Ferrets are related to mink and weasels. They are very inquisitive, friendly and intelligent. Ferrets are also extremely active, love lots of exercise and will want you to play with them every day. Although they sleep about 18 hours a day, they will adapt their sleeping and active times to the fit your schedule.
It’s important to note, however, that compared to other small mammals, ferrets are high maintenance. Because they need lots of protein in their diet and digest their food very quickly, they must be fed often. They also need lots of attention from humans and in-cage companions. A ferret is not the ideal pet for someone who is away from home a lot because he requires daily commitment of time for feeding, providing fresh water, cage cleaning, emptying the litter box and exercise outside the cage. Please take note that ferrets live for a long time – 6 to 12 years! If you get a ferret, please understand that this is a long commitment that should be considered carefully.
Because they can bite if they are not well-trained and healthy, ferrets are not recommended if there are small children in the house. Even adults need to handle ferrets with care, as they might mistake a finger for an edible treat.
However, if you are willing to invest the time, your ferret will become a friendly and playful pet.
Make sure to provide your ferret a sleeping hut of some sort, like a wooden box or plastic igloo – somewhere it will feel safe and secure while sleeping. They love to play with toys, including logs, branches, boxes, and never-used flowerpots. Hammocks are great for naptime!
Your ferret will need a large cage with a separate compartment to sleep in. Line the bottom of the cage with comfortable and safe carefresh® complete animal bedding.
Ferrets are easy to litter train! As soon as your ferret chooses a corner of the cage to use as a bathroom, put a box or small litter pan there filled with carefresh® complete animal bedding. Change the litter box daily, and change the cage bedding once or twice a week.
Remove soiled bedding, droppings and stale food from the cage daily.

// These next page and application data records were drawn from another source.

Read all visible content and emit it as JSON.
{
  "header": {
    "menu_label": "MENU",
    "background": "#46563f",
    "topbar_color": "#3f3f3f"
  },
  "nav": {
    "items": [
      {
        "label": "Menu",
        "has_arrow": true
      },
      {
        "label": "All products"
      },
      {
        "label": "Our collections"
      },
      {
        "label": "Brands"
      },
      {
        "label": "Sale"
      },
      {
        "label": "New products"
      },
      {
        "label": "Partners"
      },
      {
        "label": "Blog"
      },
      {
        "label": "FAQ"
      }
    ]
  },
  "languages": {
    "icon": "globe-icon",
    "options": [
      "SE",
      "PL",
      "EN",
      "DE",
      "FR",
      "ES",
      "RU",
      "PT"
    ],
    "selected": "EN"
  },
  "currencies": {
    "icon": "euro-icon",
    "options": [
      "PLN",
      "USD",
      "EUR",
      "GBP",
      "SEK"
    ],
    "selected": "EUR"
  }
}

Clean the cage completely once a week by scrubbing the bottom of the cage and soiled accessories with warm water and a gentle soap and replacing dirty litter and bedding. Make sure to rinse and dry everything completely before returning it to the cage.
Ferrets are carnivores, and food passes through their digestive systems very quickly. A ferret diet must be high in animal protein, high in fat and low in fiber.
Because of their quick metabolism, ferrets need to eat every 3-4 hours, so it is best to have dry food available constantly. You may also occasionally treat your ferret to canned food. Most ferrets will eat only enough to meet their needs and will not become obese as long as they are fed quality food and get enough exercise.
Make fresh, clean water available at all times.
Care & Handling
Remember that most small mammals are prey in the wild. If you handle your ferret incorrectly, he can become permanently frightened and even aggressive. Before attempting to pick up your pet, make sure that he is awake and alert. Soothe him with the familiar sound of your voice. Approach him from his own level, not from above.
A ferret should be grasped around the shoulders with one hand, with your thumb under his mouth while supporting the hind legs with your other hand. Then gently lift the ferret and hold him against your chest.
Although ferrets have a distinctly musky scent, it is normally neither offensive nor overpowering. While occasional baths are recommended, frequent bathing will not reduce the scent and may dry out the skin, making the scent worse.
Health & Veterinary Care
Ferrets should be bright and alert. Monitor their food intake to make sure they are eating and drinking normally. Younger and older pets are often more susceptible to illness due to lowered resistance. Babies should receive distemper vaccines at 3-4 week intervals until age 16 weeks. All ferrets should have new pet exams, as well as annual rabies and distemper vaccinations, and wellness exams every 6 months.
Handling and grooming your pet every day gives you the opportunity to examine him for signs that may indicate illness. Symptoms of potential problems may include:
- Eating or drinking more or less than normal
- Restlessness or lethargy
- A dull coat that is soiled or itchy, with cuts or lumps
- Plaque buildup on teeth
- Wax in ears
- Long nails